Selection of an instruction set architecture affects ${\displaystyle \mathrm {{\tfrac {Instructions}{Program}}\times {\tfrac {ClockCycles}{Instruction}}} }$, whereas ${\displaystyle \mathrm {\tfrac {Time}{ClockCycles}} }$ is largely determined by the manufacturing technology. Classic Complex Instruction Set Computer (CISC) ISAs optimized ${\displaystyle \mathrm {\tfrac {Instructions}{Program}} }$ by providing a larger set of more complex CPU instructions. Generally speaking, however, complex instructions inflate the number of clock cycles per instruction ${\displaystyle \mathrm {\tfrac {ClockCycles}{Instruction}} }$ because they must be decoded into simpler micro-operations actually performed by the hardware. After converting X86 binary to the micro-operations used internally, the total number of operations is close to what is produced for a comparable RISC ISA.[5] The iron law of processor performance makes this trade-off explicit and pushes for optimization of ${\displaystyle \mathrm {\tfrac {Time}{Program}} }$as a whole, not just a single component.

While the iron law is credited for sparking the development of RISC architectures,[citation needed] it does not imply that a simpler ISA is always faster. If that were the case, the fastest ISA would consist of simple binary logic. A single CISC instruction can be faster than the equivalent set of RISC instructions when it enables multiple micro-operations to be performed in a single clock cycle.
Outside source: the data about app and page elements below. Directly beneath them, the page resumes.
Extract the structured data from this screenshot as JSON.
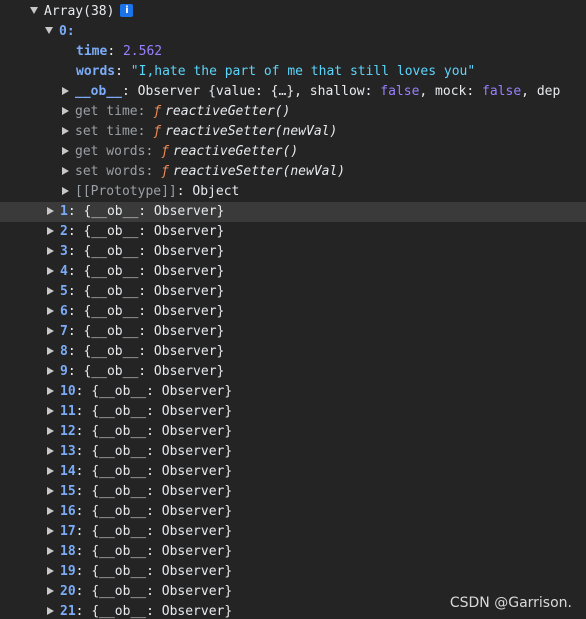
{
  "root": {
    "label": "Array(38)",
    "info": "i"
  },
  "item0": {
    "index": "0",
    "time_key": "time",
    "time_value": "2.562",
    "words_key": "words",
    "words_value": "\"I,hate the part of me that still loves you\"",
    "ob_key": "__ob__",
    "ob_value_prefix": "Observer {value: {…}, shallow: ",
    "ob_shallow": "false",
    "ob_mock_label": ", mock: ",
    "ob_mock": "false",
    "ob_tail": ", dep",
    "get_time_label": "get time",
    "get_time_fn": "reactiveGetter()",
    "set_time_label": "set time",
    "set_time_fn": "reactiveSetter(newVal)",
    "get_words_label": "get words",
    "get_words_fn": "reactiveGetter()",
    "set_words_label": "set words",
    "set_words_fn": "reactiveSetter(newVal)",
    "f_glyph": "ƒ",
    "proto_key": "[[Prototype]]",
    "proto_value": "Object"
  },
  "collapsed_value": "{__ob__: Observer}",
  "rows": [
    {
      "index": "1"
    },
    {
      "index": "2"
    },
    {
      "index": "3"
    },
    {
      "index": "4"
    },
    {
      "index": "5"
    },
    {
      "index": "6"
    },
    {
      "index": "7"
    },
    {
      "index": "8"
    },
    {
      "index": "9"
    },
    {
      "index": "10"
    },
    {
      "index": "11"
    },
    {
      "index": "12"
    },
    {
      "index": "13"
    },
    {
      "index": "14"
    },
    {
      "index": "15"
    },
    {
      "index": "16"
    },
    {
      "index": "17"
    },
    {
      "index": "18"
    },
    {
      "index": "19"
    },
    {
      "index": "20"
    },
    {
      "index": "21"
    }
  ],
  "watermark": "CSDN @Garrison.",
  "colors": {
    "background": "#242424",
    "key": "#7cacf8",
    "number": "#9980ff",
    "string": "#5cd5fb",
    "function_glyph": "#f28b54",
    "accessor": "#9aa0a6"
  }
}
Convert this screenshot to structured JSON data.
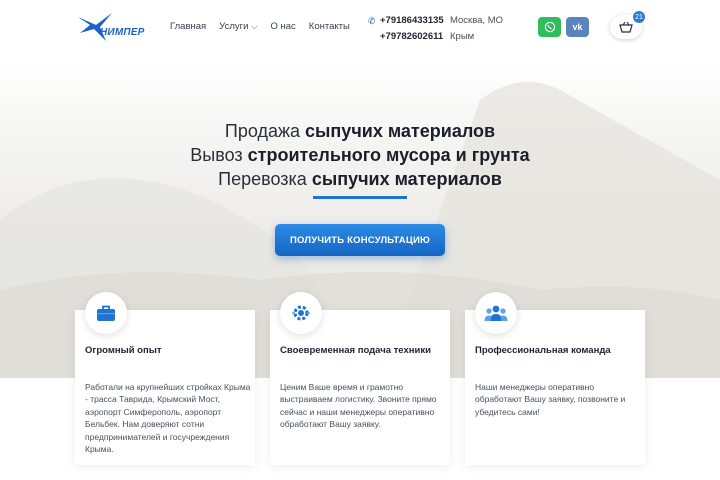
{
  "header": {
    "logo_text": "НИМПЕР",
    "nav": [
      {
        "label": "Главная"
      },
      {
        "label": "Услуги"
      },
      {
        "label": "О нас"
      },
      {
        "label": "Контакты"
      }
    ],
    "phones": [
      {
        "number": "+79186433135",
        "location": "Москва, МО"
      },
      {
        "number": "+79782602611",
        "location": "Крым"
      }
    ],
    "messengers": {
      "whatsapp_icon": "whatsapp-icon",
      "vk_label": "vk"
    },
    "cart_count": "21"
  },
  "hero": {
    "lines": [
      {
        "normal": "Продажа ",
        "bold": "сыпучих материалов"
      },
      {
        "normal": "Вывоз ",
        "bold": "строительного мусора и грунта"
      },
      {
        "normal": "Перевозка ",
        "bold": "сыпучих материалов"
      }
    ],
    "cta_label": "ПОЛУЧИТЬ КОНСУЛЬТАЦИЮ"
  },
  "features": [
    {
      "icon": "briefcase-icon",
      "title": "Огромный опыт",
      "text": "Работали на крупнейших стройках Крыма - трасса Таврида, Крымский Мост, аэропорт Симферополь, аэропорт Бельбек. Нам доверяют сотни предпринимателей и госучреждения Крыма."
    },
    {
      "icon": "gear-icon",
      "title": "Своевременная подача техники",
      "text": "Ценим Ваше время и грамотно выстраиваем логистику. Звоните прямо сейчас и наши менеджеры оперативно обработают Вашу заявку."
    },
    {
      "icon": "team-icon",
      "title": "Профессиональная команда",
      "text": "Наши менеджеры оперативно обработают Вашу заявку, позвоните и убедитесь сами!"
    }
  ],
  "colors": {
    "accent": "#1f73d1",
    "whatsapp": "#2fbe5b",
    "vk": "#5a84be"
  }
}
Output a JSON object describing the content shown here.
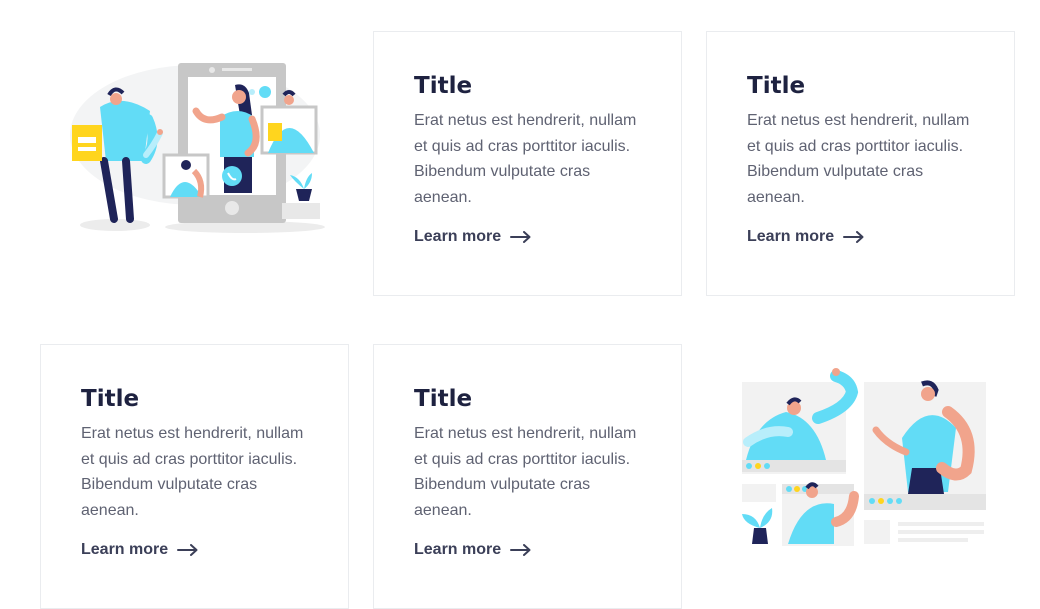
{
  "cards": [
    {
      "title": "Title",
      "body": "Erat netus est hendrerit, nullam et quis ad cras porttitor iaculis. Bibendum vulputate cras aenean.",
      "link": "Learn more"
    },
    {
      "title": "Title",
      "body": "Erat netus est hendrerit, nullam et quis ad cras porttitor iaculis. Bibendum vulputate cras aenean.",
      "link": "Learn more"
    },
    {
      "title": "Title",
      "body": "Erat netus est hendrerit, nullam et quis ad cras porttitor iaculis. Bibendum vulputate cras aenean.",
      "link": "Learn more"
    },
    {
      "title": "Title",
      "body": "Erat netus est hendrerit, nullam et quis ad cras porttitor iaculis. Bibendum vulputate cras aenean.",
      "link": "Learn more"
    }
  ],
  "icons": {
    "link_arrow": "arrow-right-icon",
    "illustration_top": "phone-video-call-illustration",
    "illustration_bottom": "group-video-call-illustration"
  },
  "colors": {
    "title": "#1e2240",
    "body": "#5f6272",
    "link": "#3b3f58",
    "card_border": "#eaecef",
    "accent_cyan": "#62dcf6",
    "accent_yellow": "#ffd51e",
    "accent_navy": "#1f2459",
    "skin": "#f1a48c"
  }
}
In practice, however, the regularity of RISC instructions allowed a pipelined implementation where the total execution time of an instruction was (typically) ~5 clock cycles, but each instruction followed the previous instruction ~1 clock cycle later[citation needed]. CISC processors can also achieve higher performance using techniques such as modular extensions, predictive logic, compressed instructions, and macro-operation fusion.[6][5][7]